▶ Exercise description: Below are the records; restate all of them exactly.

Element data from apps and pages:

◆ ◆ ◆

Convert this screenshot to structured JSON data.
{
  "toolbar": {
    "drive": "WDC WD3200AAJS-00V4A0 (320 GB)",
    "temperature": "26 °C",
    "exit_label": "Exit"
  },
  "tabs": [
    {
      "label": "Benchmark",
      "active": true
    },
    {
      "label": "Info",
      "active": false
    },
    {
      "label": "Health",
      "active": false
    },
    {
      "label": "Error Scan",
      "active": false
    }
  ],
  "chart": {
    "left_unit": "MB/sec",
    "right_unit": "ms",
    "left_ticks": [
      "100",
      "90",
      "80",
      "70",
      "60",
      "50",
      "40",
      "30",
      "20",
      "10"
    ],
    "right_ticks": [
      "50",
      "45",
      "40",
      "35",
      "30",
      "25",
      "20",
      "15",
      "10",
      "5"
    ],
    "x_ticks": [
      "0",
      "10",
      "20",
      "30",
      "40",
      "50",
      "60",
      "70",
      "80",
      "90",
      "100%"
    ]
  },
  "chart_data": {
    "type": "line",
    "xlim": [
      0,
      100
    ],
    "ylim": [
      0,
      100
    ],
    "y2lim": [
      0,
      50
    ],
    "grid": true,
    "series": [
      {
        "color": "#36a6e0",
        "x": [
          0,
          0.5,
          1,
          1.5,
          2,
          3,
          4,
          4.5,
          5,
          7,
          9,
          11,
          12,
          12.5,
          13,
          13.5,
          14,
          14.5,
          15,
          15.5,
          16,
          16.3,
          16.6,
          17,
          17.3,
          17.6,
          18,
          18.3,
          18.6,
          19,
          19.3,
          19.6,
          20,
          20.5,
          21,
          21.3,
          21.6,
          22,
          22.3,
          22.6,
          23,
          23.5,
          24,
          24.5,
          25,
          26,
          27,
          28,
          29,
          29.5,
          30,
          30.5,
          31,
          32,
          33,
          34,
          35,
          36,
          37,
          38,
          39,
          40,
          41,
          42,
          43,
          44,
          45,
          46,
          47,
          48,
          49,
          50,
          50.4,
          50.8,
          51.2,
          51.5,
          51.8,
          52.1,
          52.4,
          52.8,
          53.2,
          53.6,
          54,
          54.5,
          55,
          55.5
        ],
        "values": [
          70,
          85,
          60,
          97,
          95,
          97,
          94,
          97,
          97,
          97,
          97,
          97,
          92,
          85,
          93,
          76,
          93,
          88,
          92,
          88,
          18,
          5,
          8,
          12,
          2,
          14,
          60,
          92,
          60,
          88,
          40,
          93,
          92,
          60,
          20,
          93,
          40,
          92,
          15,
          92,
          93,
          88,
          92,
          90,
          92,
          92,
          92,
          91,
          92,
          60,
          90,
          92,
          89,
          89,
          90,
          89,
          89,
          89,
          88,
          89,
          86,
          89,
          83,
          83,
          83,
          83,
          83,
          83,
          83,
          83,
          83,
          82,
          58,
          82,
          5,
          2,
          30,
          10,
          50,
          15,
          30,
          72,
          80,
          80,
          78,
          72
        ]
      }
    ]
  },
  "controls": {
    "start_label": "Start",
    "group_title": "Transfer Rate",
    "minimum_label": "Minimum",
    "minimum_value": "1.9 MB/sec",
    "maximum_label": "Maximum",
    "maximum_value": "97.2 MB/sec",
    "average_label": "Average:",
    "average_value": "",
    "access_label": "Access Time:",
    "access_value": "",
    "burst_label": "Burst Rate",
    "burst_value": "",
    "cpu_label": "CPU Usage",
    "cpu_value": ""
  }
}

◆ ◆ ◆

▶ Answer for this exercise:
Convert this screenshot to structured JSON data.
{
  "toolbar": {
    "drive": "WDC WD3200AAJS-00V4A0 (320 GB)",
    "temperature": "26 °C",
    "exit_label": "Exit"
  },
  "tabs": [
    {
      "label": "Benchmark",
      "active": true
    },
    {
      "label": "Info",
      "active": false
    },
    {
      "label": "Health",
      "active": false
    },
    {
      "label": "Error Scan",
      "active": false
    }
  ],
  "chart": {
    "left_unit": "MB/sec",
    "right_unit": "ms",
    "left_ticks": [
      "100",
      "90",
      "80",
      "70",
      "60",
      "50",
      "40",
      "30",
      "20",
      "10"
    ],
    "right_ticks": [
      "50",
      "45",
      "40",
      "35",
      "30",
      "25",
      "20",
      "15",
      "10",
      "5"
    ],
    "x_ticks": [
      "0",
      "10",
      "20",
      "30",
      "40",
      "50",
      "60",
      "70",
      "80",
      "90",
      "100%"
    ]
  },
  "chart_data": {
    "type": "line",
    "xlim": [
      0,
      100
    ],
    "ylim": [
      0,
      100
    ],
    "y2lim": [
      0,
      50
    ],
    "grid": true,
    "series": [
      {
        "color": "#36a6e0",
        "x": [
          0,
          0.5,
          1,
          1.5,
          2,
          3,
          4,
          4.5,
          5,
          7,
          9,
          11,
          12,
          12.5,
          13,
          13.5,
          14,
          14.5,
          15,
          15.5,
          16,
          16.3,
          16.6,
          17,
          17.3,
          17.6,
          18,
          18.3,
          18.6,
          19,
          19.3,
          19.6,
          20,
          20.5,
          21,
          21.3,
          21.6,
          22,
          22.3,
          22.6,
          23,
          23.5,
          24,
          24.5,
          25,
          26,
          27,
          28,
          29,
          29.5,
          30,
          30.5,
          31,
          32,
          33,
          34,
          35,
          36,
          37,
          38,
          39,
          40,
          41,
          42,
          43,
          44,
          45,
          46,
          47,
          48,
          49,
          50,
          50.4,
          50.8,
          51.2,
          51.5,
          51.8,
          52.1,
          52.4,
          52.8,
          53.2,
          53.6,
          54,
          54.5,
          55,
          55.5
        ],
        "values": [
          70,
          85,
          60,
          97,
          95,
          97,
          94,
          97,
          97,
          97,
          97,
          97,
          92,
          85,
          93,
          76,
          93,
          88,
          92,
          88,
          18,
          5,
          8,
          12,
          2,
          14,
          60,
          92,
          60,
          88,
          40,
          93,
          92,
          60,
          20,
          93,
          40,
          92,
          15,
          92,
          93,
          88,
          92,
          90,
          92,
          92,
          92,
          91,
          92,
          60,
          90,
          92,
          89,
          89,
          90,
          89,
          89,
          89,
          88,
          89,
          86,
          89,
          83,
          83,
          83,
          83,
          83,
          83,
          83,
          83,
          83,
          82,
          58,
          82,
          5,
          2,
          30,
          10,
          50,
          15,
          30,
          72,
          80,
          80,
          78,
          72
        ]
      }
    ]
  },
  "controls": {
    "start_label": "Start",
    "group_title": "Transfer Rate",
    "minimum_label": "Minimum",
    "minimum_value": "1.9 MB/sec",
    "maximum_label": "Maximum",
    "maximum_value": "97.2 MB/sec",
    "average_label": "Average:",
    "average_value": "",
    "access_label": "Access Time:",
    "access_value": "",
    "burst_label": "Burst Rate",
    "burst_value": "",
    "cpu_label": "CPU Usage",
    "cpu_value": ""
  }
}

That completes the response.